3) Discuss the treatment of woman in Hamlet. Your response should consider that we only have half their story- and their half is told not from thier perspective but from the perspective of others.
Since the play opens with the statement that something is rotten in the state of Denmark, one comes to the conclusion as we watch or read that a lot of things are rotten in the state of Denmark.
One of these may well be the treatment of women. As with all the rest of the play, you can interpret it in different ways. Was Hamlet truly in love with Ophelia? Was he just toying with her as Laertes feared? And even if Hamlet did love her, why was his need for revenge so much more important than his love for her?

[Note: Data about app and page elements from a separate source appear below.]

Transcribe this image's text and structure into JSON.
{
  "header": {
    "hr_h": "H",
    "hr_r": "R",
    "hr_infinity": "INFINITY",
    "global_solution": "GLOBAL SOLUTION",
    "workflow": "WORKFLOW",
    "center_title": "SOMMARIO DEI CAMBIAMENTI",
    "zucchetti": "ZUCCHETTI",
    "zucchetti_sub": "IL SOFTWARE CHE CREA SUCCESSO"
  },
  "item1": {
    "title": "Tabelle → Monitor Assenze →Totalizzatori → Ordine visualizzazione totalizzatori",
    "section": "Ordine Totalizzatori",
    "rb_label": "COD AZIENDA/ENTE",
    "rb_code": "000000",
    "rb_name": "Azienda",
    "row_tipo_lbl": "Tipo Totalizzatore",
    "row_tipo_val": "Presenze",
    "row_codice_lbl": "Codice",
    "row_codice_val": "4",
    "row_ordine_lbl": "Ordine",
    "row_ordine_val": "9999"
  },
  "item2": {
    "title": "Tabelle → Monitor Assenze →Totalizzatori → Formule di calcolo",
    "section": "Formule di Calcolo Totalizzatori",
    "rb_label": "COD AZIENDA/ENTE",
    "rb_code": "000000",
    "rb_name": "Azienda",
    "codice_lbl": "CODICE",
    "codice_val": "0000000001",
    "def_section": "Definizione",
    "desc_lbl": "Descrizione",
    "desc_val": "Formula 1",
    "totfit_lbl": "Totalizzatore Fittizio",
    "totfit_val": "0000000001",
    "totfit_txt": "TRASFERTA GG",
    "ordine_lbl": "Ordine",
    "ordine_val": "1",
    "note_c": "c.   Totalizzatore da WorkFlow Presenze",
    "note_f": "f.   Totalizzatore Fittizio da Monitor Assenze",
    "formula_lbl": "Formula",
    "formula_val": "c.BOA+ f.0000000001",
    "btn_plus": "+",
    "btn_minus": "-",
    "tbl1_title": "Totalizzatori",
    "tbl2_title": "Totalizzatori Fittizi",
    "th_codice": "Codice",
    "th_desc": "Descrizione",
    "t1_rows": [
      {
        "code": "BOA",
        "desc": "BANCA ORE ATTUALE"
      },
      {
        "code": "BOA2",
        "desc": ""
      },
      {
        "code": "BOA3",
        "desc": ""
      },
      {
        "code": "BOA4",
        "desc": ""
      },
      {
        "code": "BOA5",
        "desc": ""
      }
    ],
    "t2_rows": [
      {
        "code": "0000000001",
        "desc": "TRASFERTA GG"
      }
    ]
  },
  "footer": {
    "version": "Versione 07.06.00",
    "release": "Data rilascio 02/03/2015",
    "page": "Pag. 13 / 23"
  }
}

On the face of it, Ophelia does not necessarily come off terribly well. Even assuming that there was a love between her and Hamlet was suicide really a very wise choice? Of course, we aren't even sure she did commit suicide. One could argue that whatever the cause of her death it is a result of the way she was mistreated by the males around her. But in other plays Shakespeare presented very strong women who were prepared to stand up for themselves. The possible interpretation is that the society that we are examining in this play is itself poisonous. Remember, they play is about royal and noble families where women are considered to be tools of diplomacy and are expected to be married off according to the needs of the state.
Then there is the matter of Hamlet's mother. He regards her as a foul, despicable creature. He clearly blames her for the marriage which resulted from his father's death. Again, this made a great deal of sense in dynastic terms. The state was stable if she married the King's brother. This provided continuity to the throne and kept the nation stable
On the other hand, there's always the implication that perhaps she assisted in the murder of Hamlet's father, her husband. If we assume that she was at least attracted to, if not actually in an illicit relationship with her brother-in-law, the entire picture changes.
So we are left to wonder. Is Ophelia weak because society and an overbearing father and overprotective brother have made her weak? Is she weak because she has a weak character? Is Hamlet's mother guilty or innocent? And even if innocent are we to condemn her because she should have said she preferred to be the queen mother and have no power even if this affected state stability in a negative way?
One thing is clear, the women in this play are objects to be used by the men who care for them, or at least who control them. With the possible exception of Laertes, who perhaps did love his sister, the men are the only characters who matter, and even he expects her to obey him in protecting herself.
You will have to decide for yourself, Kid. The whole point of this play seems to be the real life can be incredibly messy and very confusing and nobody ever really knows much of anything with certainty. You can defend any position you care to take in this regard.
I think we should note that even under these extreme conditions, women in real life sometimes showed great courage and independence. Over the centuries Lucretia Borgia has been accused of being a truly horrible individual. A careful study of the facts shows that she was a strong woman, a loyal daughter, and probably not the murderess she has been accused of being for the past few centuries.
Although she did do her duty and accepted marriages for purposes of state, she nevertheless remained a strong individual within that framework. This was a very remarkable accomplishment. Certainly none of Shakespeare's characters in this play rise to that standard.